# PROBLEM
The full set of entries has to be output exactly.

[Component data from apps and pages]
——
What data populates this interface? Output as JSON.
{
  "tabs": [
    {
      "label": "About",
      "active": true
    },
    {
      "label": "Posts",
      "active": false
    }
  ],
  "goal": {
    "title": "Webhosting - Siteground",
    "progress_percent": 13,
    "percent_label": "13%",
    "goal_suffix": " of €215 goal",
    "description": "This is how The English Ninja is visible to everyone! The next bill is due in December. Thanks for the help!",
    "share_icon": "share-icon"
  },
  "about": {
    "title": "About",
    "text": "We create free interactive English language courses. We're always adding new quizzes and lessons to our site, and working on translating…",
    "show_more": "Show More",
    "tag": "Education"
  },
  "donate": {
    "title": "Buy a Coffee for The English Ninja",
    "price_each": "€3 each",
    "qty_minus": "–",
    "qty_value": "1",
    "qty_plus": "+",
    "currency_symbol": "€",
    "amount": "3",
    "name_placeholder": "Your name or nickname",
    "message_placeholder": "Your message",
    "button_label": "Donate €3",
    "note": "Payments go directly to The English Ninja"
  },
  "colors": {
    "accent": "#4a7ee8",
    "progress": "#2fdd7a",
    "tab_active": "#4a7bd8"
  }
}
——
# TASK ANSWER
What data populates this interface? Output as JSON.
{
  "tabs": [
    {
      "label": "About",
      "active": true
    },
    {
      "label": "Posts",
      "active": false
    }
  ],
  "goal": {
    "title": "Webhosting - Siteground",
    "progress_percent": 13,
    "percent_label": "13%",
    "goal_suffix": " of €215 goal",
    "description": "This is how The English Ninja is visible to everyone! The next bill is due in December. Thanks for the help!",
    "share_icon": "share-icon"
  },
  "about": {
    "title": "About",
    "text": "We create free interactive English language courses. We're always adding new quizzes and lessons to our site, and working on translating…",
    "show_more": "Show More",
    "tag": "Education"
  },
  "donate": {
    "title": "Buy a Coffee for The English Ninja",
    "price_each": "€3 each",
    "qty_minus": "–",
    "qty_value": "1",
    "qty_plus": "+",
    "currency_symbol": "€",
    "amount": "3",
    "name_placeholder": "Your name or nickname",
    "message_placeholder": "Your message",
    "button_label": "Donate €3",
    "note": "Payments go directly to The English Ninja"
  },
  "colors": {
    "accent": "#4a7ee8",
    "progress": "#2fdd7a",
    "tab_active": "#4a7bd8"
  }
}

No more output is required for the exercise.